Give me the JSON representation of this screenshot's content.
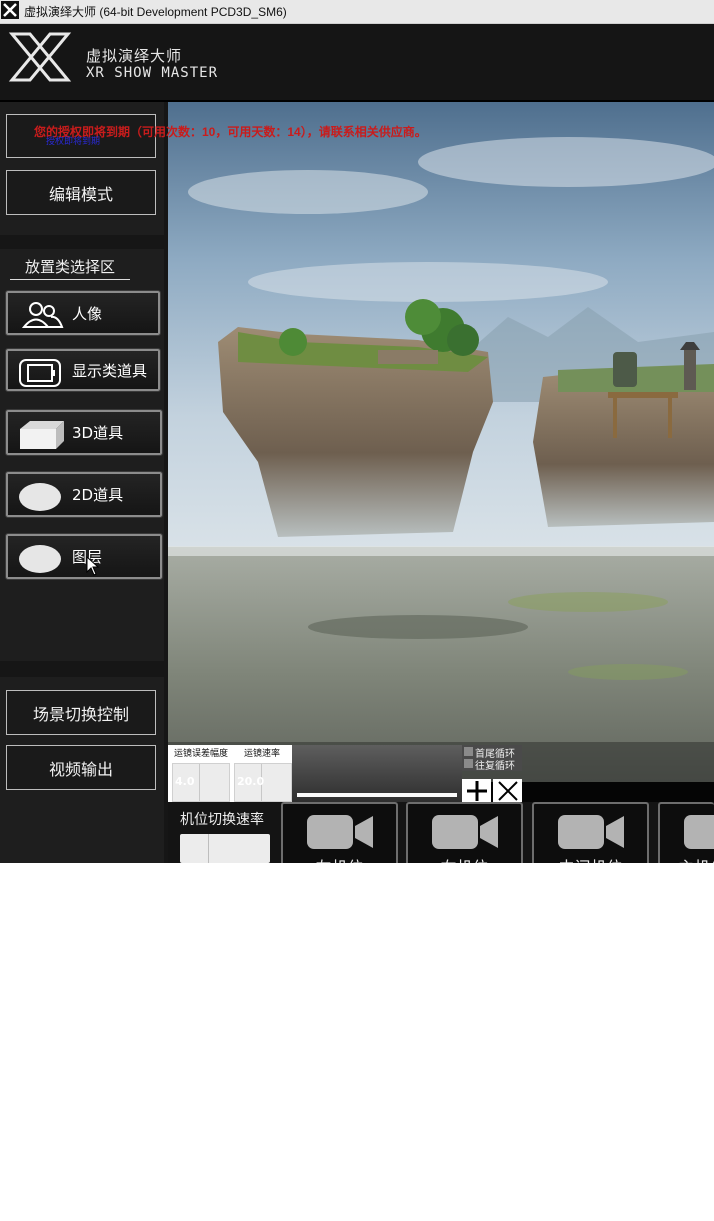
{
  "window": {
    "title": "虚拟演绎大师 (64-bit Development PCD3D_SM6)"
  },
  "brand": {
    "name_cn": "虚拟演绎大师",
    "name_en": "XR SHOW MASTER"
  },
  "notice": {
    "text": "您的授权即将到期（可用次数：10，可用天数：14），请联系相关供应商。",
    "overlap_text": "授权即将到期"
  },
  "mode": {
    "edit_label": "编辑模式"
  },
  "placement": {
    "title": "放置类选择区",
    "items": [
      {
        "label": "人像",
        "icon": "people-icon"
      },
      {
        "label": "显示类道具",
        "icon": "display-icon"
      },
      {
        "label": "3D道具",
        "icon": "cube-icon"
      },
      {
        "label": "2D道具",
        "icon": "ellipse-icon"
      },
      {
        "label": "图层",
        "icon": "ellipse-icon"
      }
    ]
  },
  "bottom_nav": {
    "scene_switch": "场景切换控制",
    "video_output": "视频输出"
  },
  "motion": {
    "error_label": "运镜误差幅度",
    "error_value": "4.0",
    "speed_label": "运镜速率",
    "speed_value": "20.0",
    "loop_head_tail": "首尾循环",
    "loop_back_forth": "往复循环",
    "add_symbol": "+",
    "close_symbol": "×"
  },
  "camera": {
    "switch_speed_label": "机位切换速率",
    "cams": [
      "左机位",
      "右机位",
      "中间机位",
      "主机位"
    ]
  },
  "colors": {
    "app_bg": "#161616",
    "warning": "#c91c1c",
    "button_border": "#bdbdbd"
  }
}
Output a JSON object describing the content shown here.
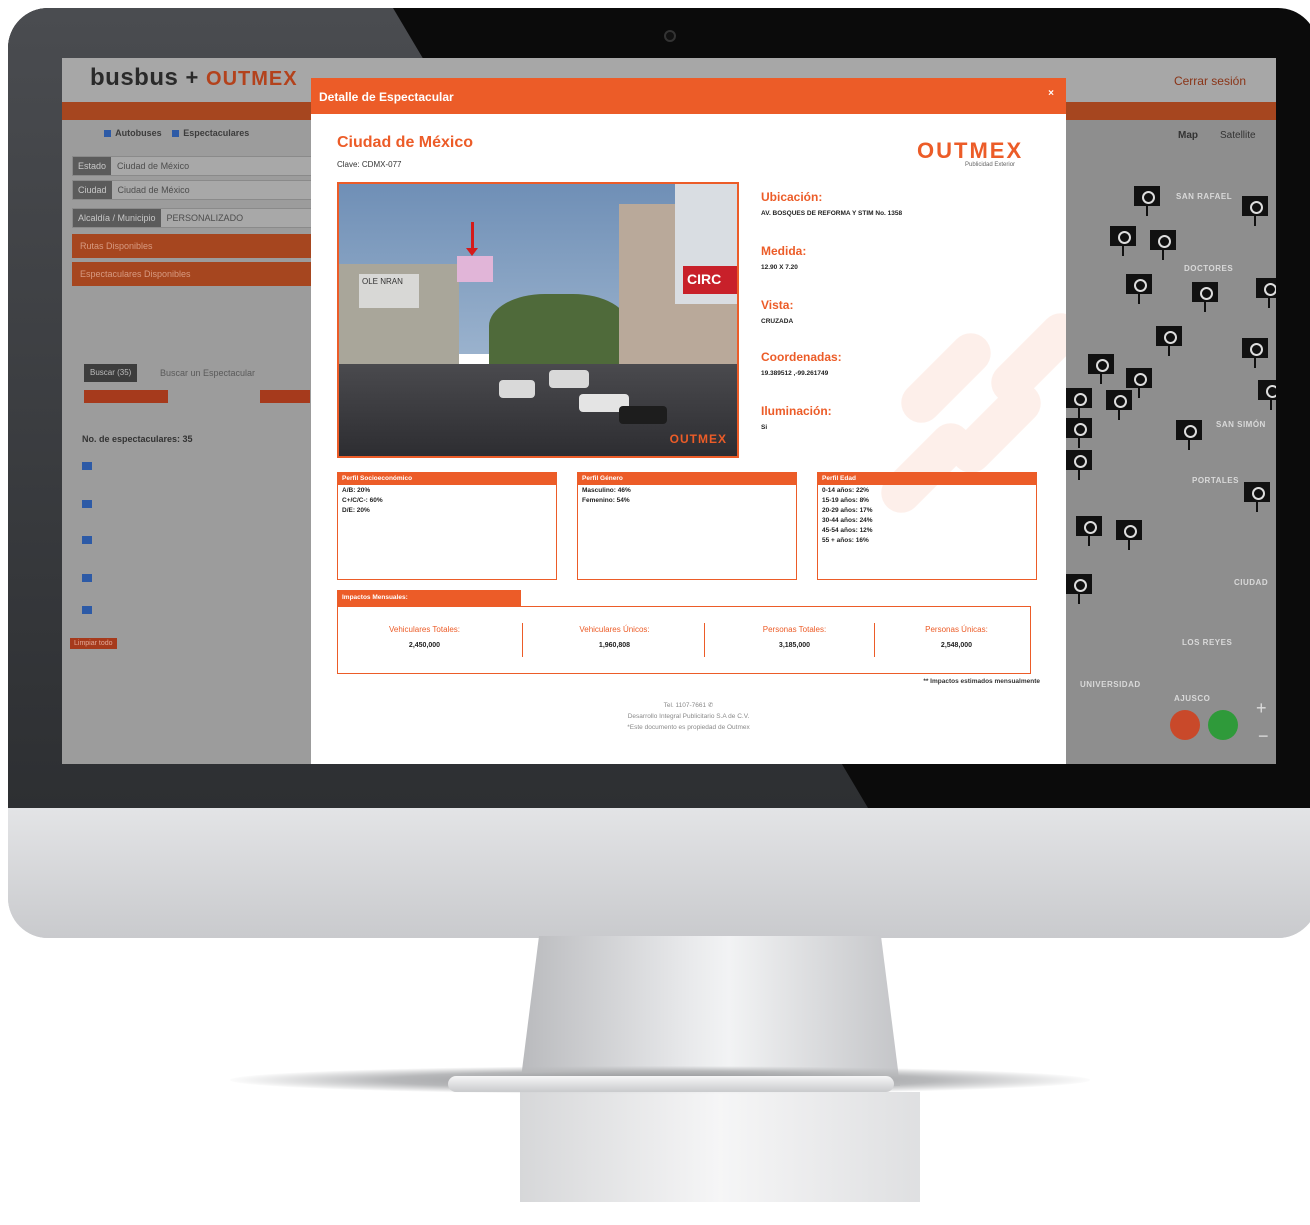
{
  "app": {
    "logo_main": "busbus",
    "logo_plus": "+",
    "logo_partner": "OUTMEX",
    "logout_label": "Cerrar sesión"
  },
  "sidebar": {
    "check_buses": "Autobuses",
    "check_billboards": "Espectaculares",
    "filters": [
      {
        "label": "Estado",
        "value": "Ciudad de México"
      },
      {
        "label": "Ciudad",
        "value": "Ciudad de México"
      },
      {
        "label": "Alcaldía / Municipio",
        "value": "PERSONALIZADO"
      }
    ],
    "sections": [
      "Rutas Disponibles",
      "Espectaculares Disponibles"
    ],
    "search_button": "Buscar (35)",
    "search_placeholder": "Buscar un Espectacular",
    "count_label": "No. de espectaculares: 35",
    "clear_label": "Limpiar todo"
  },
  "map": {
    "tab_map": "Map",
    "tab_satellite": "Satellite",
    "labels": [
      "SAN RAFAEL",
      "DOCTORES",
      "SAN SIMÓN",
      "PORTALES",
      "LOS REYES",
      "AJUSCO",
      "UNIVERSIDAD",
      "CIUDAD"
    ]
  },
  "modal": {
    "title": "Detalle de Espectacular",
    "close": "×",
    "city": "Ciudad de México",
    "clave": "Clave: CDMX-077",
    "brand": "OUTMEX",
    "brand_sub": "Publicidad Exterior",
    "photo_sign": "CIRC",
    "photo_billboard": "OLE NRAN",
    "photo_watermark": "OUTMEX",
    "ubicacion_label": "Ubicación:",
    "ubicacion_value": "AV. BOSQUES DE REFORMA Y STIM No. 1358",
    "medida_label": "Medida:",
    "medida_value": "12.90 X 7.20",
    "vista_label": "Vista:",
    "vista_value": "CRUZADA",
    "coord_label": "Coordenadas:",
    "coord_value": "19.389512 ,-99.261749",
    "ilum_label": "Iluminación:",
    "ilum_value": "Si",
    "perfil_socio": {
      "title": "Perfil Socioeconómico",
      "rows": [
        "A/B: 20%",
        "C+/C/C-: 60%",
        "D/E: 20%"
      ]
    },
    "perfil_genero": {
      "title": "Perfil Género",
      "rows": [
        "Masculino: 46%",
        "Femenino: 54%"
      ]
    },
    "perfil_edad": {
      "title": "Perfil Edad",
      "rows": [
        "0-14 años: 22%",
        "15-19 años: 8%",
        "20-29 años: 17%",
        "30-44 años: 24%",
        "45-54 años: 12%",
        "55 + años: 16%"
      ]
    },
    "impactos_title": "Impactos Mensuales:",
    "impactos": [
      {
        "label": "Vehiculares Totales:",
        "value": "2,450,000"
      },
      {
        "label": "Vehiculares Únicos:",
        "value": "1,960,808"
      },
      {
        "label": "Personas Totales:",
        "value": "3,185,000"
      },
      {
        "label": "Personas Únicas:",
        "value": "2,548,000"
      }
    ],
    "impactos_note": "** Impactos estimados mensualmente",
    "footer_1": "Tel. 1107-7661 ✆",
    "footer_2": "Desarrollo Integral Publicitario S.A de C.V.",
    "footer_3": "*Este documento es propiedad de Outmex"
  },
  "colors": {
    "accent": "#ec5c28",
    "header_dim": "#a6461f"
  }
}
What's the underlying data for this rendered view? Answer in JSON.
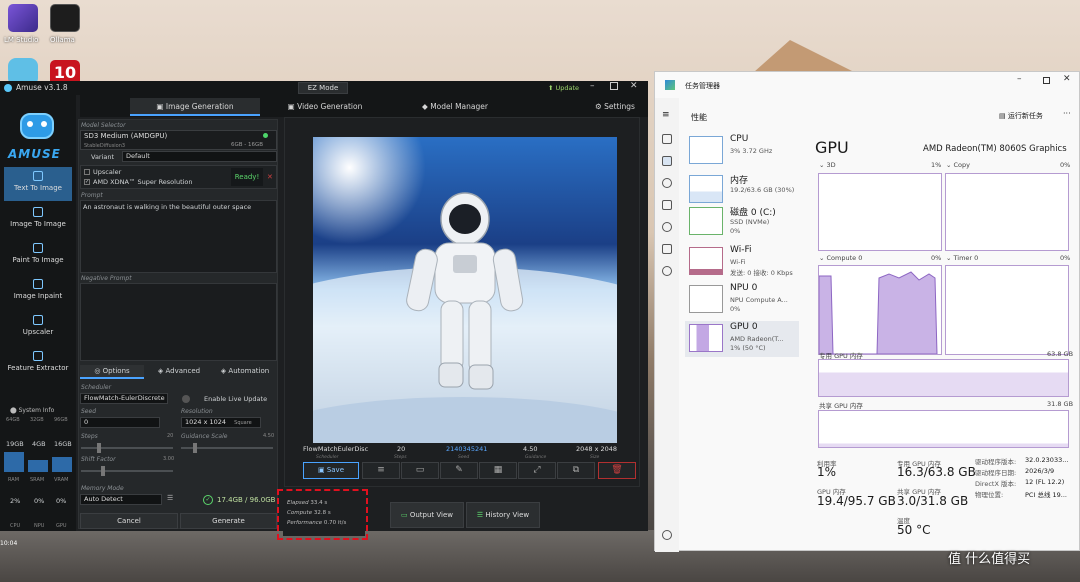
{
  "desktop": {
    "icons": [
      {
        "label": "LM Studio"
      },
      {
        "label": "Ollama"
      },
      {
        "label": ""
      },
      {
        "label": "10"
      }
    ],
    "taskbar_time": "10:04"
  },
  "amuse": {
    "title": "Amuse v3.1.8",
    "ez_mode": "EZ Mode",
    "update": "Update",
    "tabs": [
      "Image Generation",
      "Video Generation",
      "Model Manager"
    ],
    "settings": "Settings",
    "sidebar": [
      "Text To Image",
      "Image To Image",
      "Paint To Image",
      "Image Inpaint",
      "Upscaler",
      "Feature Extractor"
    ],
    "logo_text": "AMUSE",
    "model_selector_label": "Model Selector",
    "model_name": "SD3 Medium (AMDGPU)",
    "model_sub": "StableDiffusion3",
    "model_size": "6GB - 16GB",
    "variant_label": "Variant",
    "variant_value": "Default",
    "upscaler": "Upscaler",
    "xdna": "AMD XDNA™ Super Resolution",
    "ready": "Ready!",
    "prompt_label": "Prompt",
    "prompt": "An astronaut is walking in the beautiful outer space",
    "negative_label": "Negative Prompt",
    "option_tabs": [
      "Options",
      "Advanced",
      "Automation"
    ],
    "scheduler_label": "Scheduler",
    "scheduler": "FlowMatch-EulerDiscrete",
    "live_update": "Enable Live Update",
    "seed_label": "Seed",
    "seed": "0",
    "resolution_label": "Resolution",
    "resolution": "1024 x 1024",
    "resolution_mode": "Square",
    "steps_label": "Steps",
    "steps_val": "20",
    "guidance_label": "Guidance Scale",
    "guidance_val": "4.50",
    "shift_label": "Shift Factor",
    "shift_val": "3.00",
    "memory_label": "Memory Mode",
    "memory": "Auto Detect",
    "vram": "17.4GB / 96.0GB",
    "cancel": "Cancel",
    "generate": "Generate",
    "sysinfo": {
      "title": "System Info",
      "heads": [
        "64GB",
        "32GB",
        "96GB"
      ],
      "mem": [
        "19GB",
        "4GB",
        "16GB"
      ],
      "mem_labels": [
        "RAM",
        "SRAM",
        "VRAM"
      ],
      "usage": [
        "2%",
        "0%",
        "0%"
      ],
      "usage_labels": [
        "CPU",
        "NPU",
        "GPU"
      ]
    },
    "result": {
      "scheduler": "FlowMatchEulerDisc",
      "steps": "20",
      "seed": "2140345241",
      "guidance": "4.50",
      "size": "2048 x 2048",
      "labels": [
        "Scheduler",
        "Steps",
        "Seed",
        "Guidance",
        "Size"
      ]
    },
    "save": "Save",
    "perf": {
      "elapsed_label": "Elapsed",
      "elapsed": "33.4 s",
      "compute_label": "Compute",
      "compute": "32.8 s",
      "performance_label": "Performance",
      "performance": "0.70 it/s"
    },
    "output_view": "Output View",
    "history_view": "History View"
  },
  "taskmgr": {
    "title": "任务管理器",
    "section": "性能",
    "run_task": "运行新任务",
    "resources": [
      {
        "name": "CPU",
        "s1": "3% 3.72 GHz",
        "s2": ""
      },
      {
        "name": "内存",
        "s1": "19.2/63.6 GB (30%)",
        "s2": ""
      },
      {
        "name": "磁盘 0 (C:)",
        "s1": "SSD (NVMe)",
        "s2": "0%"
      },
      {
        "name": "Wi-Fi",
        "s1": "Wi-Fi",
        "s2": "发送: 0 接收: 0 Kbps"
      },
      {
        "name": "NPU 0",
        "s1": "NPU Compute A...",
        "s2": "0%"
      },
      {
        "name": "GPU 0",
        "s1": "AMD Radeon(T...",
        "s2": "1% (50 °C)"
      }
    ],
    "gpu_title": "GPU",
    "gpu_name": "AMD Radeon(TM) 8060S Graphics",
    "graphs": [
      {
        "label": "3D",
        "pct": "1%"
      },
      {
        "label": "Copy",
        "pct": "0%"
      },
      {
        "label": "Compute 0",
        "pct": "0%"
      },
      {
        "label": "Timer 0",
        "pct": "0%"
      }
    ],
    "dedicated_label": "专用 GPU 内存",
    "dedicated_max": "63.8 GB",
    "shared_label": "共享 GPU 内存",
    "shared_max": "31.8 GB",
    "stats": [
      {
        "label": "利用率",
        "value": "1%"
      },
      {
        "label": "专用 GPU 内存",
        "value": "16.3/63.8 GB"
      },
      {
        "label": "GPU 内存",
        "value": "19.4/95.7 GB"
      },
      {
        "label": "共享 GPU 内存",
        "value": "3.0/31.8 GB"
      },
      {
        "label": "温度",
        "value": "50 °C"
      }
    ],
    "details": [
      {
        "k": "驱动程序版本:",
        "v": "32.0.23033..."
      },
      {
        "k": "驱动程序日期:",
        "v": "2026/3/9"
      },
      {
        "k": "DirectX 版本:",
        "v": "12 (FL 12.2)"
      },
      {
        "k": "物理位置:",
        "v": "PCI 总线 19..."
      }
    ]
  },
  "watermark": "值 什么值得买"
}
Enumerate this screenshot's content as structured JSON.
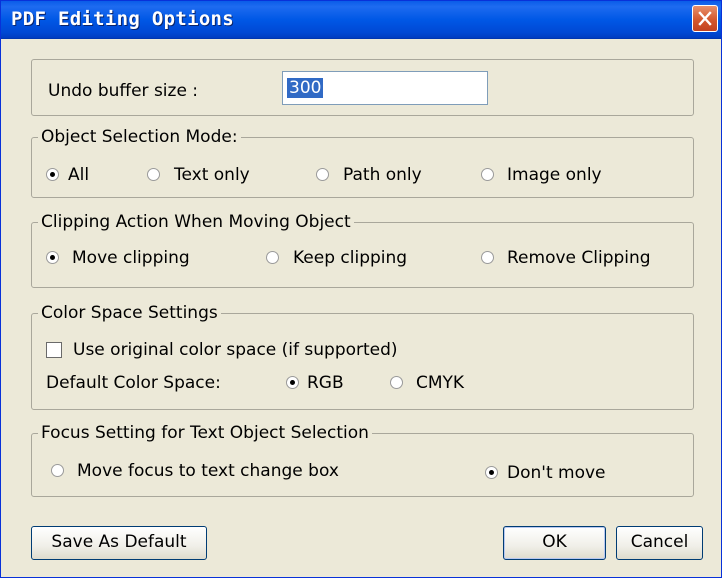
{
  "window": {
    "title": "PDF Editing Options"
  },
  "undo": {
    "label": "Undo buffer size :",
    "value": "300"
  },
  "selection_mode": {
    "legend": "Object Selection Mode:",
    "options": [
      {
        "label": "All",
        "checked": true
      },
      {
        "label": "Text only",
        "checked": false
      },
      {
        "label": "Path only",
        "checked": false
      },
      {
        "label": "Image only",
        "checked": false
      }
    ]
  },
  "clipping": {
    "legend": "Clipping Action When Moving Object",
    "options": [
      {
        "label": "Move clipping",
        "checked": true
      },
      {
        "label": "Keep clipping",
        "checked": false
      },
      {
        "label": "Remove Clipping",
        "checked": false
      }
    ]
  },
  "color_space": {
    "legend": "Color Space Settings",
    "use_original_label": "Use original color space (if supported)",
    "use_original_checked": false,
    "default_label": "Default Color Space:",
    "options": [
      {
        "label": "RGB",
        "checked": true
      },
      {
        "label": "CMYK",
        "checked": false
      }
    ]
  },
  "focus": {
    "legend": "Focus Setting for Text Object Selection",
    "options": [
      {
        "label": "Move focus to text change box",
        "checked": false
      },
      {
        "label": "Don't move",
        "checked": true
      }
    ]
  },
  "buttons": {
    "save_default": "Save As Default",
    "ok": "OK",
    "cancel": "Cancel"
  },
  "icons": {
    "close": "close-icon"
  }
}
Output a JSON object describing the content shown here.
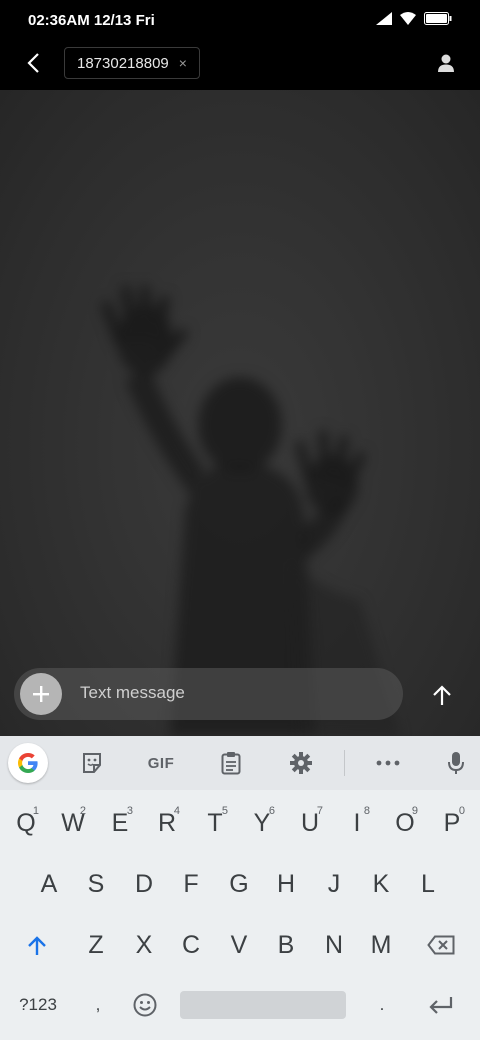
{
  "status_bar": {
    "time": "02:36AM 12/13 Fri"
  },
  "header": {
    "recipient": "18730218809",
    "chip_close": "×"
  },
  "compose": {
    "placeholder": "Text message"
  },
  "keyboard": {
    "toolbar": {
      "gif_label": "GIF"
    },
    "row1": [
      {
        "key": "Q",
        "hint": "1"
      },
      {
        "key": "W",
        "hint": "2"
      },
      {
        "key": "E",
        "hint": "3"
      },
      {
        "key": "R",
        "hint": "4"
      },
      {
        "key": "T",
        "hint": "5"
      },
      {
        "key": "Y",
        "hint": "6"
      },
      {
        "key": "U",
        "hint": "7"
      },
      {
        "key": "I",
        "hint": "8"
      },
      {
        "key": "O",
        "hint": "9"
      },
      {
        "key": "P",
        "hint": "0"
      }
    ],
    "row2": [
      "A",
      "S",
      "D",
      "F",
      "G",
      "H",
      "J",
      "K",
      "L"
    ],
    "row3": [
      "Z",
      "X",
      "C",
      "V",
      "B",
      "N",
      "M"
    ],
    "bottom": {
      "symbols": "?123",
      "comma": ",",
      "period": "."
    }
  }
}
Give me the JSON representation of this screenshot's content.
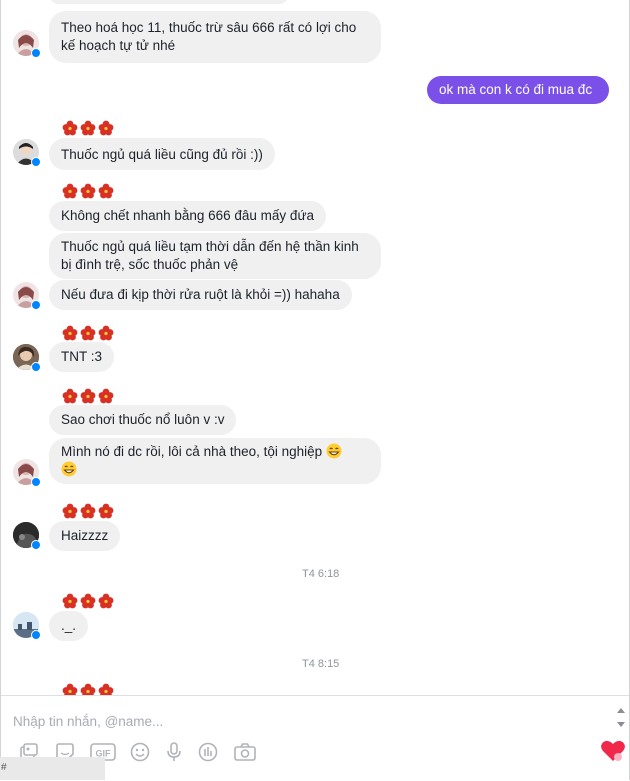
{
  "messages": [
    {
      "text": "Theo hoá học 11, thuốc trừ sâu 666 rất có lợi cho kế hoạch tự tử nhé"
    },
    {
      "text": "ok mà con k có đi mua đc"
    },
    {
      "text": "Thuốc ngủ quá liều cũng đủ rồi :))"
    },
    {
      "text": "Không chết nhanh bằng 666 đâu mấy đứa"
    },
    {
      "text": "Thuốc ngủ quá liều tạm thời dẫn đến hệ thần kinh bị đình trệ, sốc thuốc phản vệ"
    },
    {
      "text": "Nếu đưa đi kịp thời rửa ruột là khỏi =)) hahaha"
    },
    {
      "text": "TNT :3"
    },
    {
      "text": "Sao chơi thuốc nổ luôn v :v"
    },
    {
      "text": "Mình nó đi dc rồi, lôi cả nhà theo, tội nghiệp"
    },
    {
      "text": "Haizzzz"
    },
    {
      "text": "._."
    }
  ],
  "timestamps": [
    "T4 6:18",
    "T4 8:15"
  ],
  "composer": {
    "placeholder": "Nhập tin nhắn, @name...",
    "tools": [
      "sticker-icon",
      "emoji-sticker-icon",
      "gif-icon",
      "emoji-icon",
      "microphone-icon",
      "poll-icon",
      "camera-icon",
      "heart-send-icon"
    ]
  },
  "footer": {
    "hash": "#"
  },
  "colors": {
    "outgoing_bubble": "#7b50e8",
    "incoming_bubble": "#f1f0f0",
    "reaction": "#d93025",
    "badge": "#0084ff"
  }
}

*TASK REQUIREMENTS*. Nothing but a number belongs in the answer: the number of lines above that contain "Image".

*ANSWER FOR THE TASK*. 6